The Baldwin County legislative delegation may move forward with plans to use its power to deannex a sliver of property at the Spanish Fort Town Center from Daphne into Spanish Fort’s corporate limits, but the Daphne City Council took no action to oppose the bill.
The legislation, Alabama HB 516, would deannex 4.19 acres located north of Interstate 10 at the Spanish Fort Town Center development, but within the corporate limits of Daphne. The bill would move the parcel from Daphne’s corporate limits, into the city of Spanish Fort.
On Monday, the City Council had the opportunity to vote on a resolution opposing the deannexation, but it failed for lack of a motion. Last year in June, the City Council declined to vote on a resolution to give its support to a similar bill. At the time, Daphne councilors said they needed more time to make an informed decision about the deannexation, which they claimed was put before them at the last minute.
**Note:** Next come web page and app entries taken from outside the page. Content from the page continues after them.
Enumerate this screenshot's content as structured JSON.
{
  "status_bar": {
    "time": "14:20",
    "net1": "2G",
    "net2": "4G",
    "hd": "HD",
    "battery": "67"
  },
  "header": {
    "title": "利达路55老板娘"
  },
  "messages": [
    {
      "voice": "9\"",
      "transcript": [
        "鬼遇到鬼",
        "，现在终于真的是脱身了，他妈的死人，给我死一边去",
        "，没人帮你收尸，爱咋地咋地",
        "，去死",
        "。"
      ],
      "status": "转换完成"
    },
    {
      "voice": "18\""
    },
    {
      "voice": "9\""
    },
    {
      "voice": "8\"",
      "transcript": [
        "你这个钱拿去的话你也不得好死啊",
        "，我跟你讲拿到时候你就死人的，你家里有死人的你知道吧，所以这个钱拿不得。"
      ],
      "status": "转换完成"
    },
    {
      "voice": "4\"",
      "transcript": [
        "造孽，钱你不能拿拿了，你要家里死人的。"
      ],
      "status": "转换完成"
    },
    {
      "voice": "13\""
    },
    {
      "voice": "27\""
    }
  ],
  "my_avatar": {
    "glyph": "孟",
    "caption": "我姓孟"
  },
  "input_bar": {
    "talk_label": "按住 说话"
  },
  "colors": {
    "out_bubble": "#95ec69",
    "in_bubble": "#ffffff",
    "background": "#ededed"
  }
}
Spanish Fort City Attorney David Conner said during the mapping and planning phase of the property’s development, the Alabama Department of Transportation needed additional right-of-way space at the I-10 interchange, and the 4.19 acres was quit claimed by ALDOT to Spanish Fort Town Center developer Cypress Equities. He said the move caused a mixup with Spanish Fort’s mapping, and the bill would help the city correct the error.
“We missed it, they missed it,” Conner said. “That’s as honest as I can be about what happened. We are not trying to hide anything, there is nothing going on behind the scenes. That’s the facts.”
Spanish Fort officials took issue with a Facebook post from Daphne City Councilman John Lake to the Baldwin County Citizens for Government Accountability page. On April 14, Lake called for Eastern Shore residents to “adamantly oppose” the deannexation, calling it a legislative overreach and declaring that officials involved are “morally bankrupt.”
“I am disgusted by the secret and actions that have been done to create this act and ADAMANTLY OPPOSED it,” Lake wrote. “This is another example of legislative overreach and back room deals by morally bankrupt officials. Please understand what makes me maddest is if you have to keep it secret from even other elected officials or from the community something must be smelly. I have many suspicions about this issue and all of them are foul.”
Conner, during time set aside for public participation, said there was nothing “morally corrupt” or sinister about the request, it was simply a move to correct a mistake.
“I had a lot of things I wanted to say when I came here tonight, and sometimes the lord works in mysterious ways and helps us decide not to say them,” Conner said. “This is an issue that needs to be resolved. I believe it was the developer’s intent for this property be in Spanish Fort, and I believe it was the city of Daphne’s intent as well. Y’all have the opportunity to help us fix a problem. There is nothing sinister or morally corrupt about this and we are not trying to do anything other than fix this problem.”
Lake said he wrote the Facebook page soon after he discovered the issue was coming up again. He decried a lack of communication between Spanish Fort and Daphne, and said he believes the citizens of Daphne, as well as shop owners who may want to stay in the city of Daphne, should have the opportunity to stay there.
“I made a post on Facebook and made my feelings known, and I did show some frustration,” Lake said. “I know I said some things on there, but I was frustrated that we had to find out about it from a third party. I hope in the future we can improve communication so this doesn’t keep happening.”
A portion of the parcel Spanish Fort is seeking to annex is inside the La-Z-Boy store at the Spanish Fort Town Center. It also includes a sliver of the Kangarooz Family Fun Center building and a parcel of land eyed for future development.
The La-Z-Boy Furniture Gallery store is the center of ongoing litigation after store owner David Marks filed a complaint against the city of Spanish Fort in Baldwin County in June 2015, claiming the city violated the state’s open meetings laws by not timely making available copies of public records related to the zoning of his store that he requested of the city. Through Conner, the city denied “each and every material allegation contained therein.”
In 2012, Marks petitioned the Spanish Fort City Council to allow his property to be deannexed from the city’s corporate limits, but the request was denied.